The town of Reading lies some 40 miles to the west of London. Each day around 70,000 people commute from Reading into London, from a population of around 230,000, and surprisingly, almost exactly that same number commute from London into Reading. I say surprisingly because although the link between Reading and London is such that it is often referred to as a commuter town, it is generally thought that the jobs are all in the Capital, but this is no longer so. For one thing, some businesses have found it cheaper to set-up in Reading and have moved from London, and also there are new high-tech industries e.g. "silicon valley" that have brought wealth to the town, bypassing London to take-root independently in the computer sector.
From a Transition Town perspective, it seems absurd that such a large and equal number of commuters should effectively change places on a daily basis.

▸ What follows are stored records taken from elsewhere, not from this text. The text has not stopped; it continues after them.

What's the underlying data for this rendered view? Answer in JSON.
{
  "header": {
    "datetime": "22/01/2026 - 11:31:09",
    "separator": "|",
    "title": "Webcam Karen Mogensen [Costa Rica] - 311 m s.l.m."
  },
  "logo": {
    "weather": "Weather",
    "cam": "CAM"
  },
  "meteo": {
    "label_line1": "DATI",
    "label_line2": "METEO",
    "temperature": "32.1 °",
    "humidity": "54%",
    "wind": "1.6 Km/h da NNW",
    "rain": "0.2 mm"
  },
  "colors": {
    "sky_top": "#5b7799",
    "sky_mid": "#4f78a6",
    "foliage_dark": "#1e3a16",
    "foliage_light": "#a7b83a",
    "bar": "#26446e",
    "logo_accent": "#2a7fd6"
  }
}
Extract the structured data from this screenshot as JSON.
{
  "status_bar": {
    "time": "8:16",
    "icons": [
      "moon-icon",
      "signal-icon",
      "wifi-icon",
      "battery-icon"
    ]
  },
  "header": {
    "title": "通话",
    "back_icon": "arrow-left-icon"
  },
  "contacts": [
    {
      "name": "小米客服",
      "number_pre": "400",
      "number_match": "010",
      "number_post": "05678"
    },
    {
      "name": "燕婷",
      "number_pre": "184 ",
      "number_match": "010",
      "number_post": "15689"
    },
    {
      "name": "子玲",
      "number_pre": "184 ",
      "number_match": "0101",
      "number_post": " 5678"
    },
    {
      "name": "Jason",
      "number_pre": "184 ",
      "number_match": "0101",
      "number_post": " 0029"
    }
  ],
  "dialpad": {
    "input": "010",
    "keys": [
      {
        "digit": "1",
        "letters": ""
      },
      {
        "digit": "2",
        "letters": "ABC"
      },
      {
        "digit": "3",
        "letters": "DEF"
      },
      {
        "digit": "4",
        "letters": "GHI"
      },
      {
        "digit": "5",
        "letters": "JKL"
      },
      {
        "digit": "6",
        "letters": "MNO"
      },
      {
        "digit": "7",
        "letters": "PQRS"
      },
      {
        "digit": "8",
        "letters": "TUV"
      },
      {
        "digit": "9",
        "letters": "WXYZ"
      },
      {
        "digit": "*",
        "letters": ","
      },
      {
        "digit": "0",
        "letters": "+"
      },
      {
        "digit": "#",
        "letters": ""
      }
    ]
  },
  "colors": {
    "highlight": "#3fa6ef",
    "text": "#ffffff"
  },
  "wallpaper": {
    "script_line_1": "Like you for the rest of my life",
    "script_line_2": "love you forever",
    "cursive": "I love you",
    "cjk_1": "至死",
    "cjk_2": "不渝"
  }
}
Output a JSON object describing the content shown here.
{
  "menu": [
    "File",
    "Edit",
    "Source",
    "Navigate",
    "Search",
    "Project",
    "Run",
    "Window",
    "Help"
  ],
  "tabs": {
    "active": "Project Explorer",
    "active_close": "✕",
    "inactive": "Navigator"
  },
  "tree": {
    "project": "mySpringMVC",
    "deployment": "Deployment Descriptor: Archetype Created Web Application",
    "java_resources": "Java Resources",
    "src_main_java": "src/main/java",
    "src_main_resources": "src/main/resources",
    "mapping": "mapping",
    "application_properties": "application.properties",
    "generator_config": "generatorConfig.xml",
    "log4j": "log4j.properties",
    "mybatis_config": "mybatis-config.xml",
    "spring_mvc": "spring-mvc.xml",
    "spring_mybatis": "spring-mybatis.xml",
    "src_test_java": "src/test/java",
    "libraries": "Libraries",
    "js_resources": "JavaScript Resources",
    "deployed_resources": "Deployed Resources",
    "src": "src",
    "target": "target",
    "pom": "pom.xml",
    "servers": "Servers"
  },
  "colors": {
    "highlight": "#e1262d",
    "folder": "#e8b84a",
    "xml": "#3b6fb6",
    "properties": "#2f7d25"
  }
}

In part this represents a disparity in the skills-base of the mobile workforces and those working in Reading tend to be of the more technically trained, while many who commute into London are office-workers. Thus, it might be concluded that Reading is not the ideal to become a Transition Town, but surely this situation is both unsustainable and temporary.
No one should underestimate the challenges that will confront us as we backcast from Transition Utopia - or as near to it as we can get - many of which are only now becoming apparent. Progress is somewhat slow, but time is not a resource we have in abundance, since the shortage of cheap oil will begin to urge itself upon our daily actions within the next five years. Thus, the daily commute will become inexorably expensive and indeed as the price of oil rises it is debatable whether those jobs in either London or Reading will still exist and certainly many of them are unlikely to survive the next couple of decades until 2030, by when local authorities and nations are planning to have active low-carbon or ideally zero-carbon initiatives in place as an integrated whole.
Transportation is a key issue but perhaps it is a close second to food production, which is intricately and inextricably enmeshed with the use and cost of crude oil, much of which we now import into the UK. All identifiable arrows point increasingly in the same direction, that of localisation, which curbs our dependence on oil by reducing the need for extensive and cheap transport, and from which is beginning to emerge the green shoots of the new brand of growth - not at the global level, but that which must rise at the level of localised communities. Community partnerships with local companies and local authorities will be a practical driver in this ultimate direction.
For now, the companies that are staffed by the daily force of commuters are generating useful income, and it would make sense to divert some of this bounty toward establishing local resilience, not as some form of charity but within business models that generate profit by building local and regional strength. By 2030, Reading will no longer be a commuter town nor a commuter importer, but there will be plenty of work closer to home in establishing a brave new deglobalised world. How exactly we accomplish this is an open and unfolding question, and while I doubt it will be easy it must be done, for by then there will be no other choice.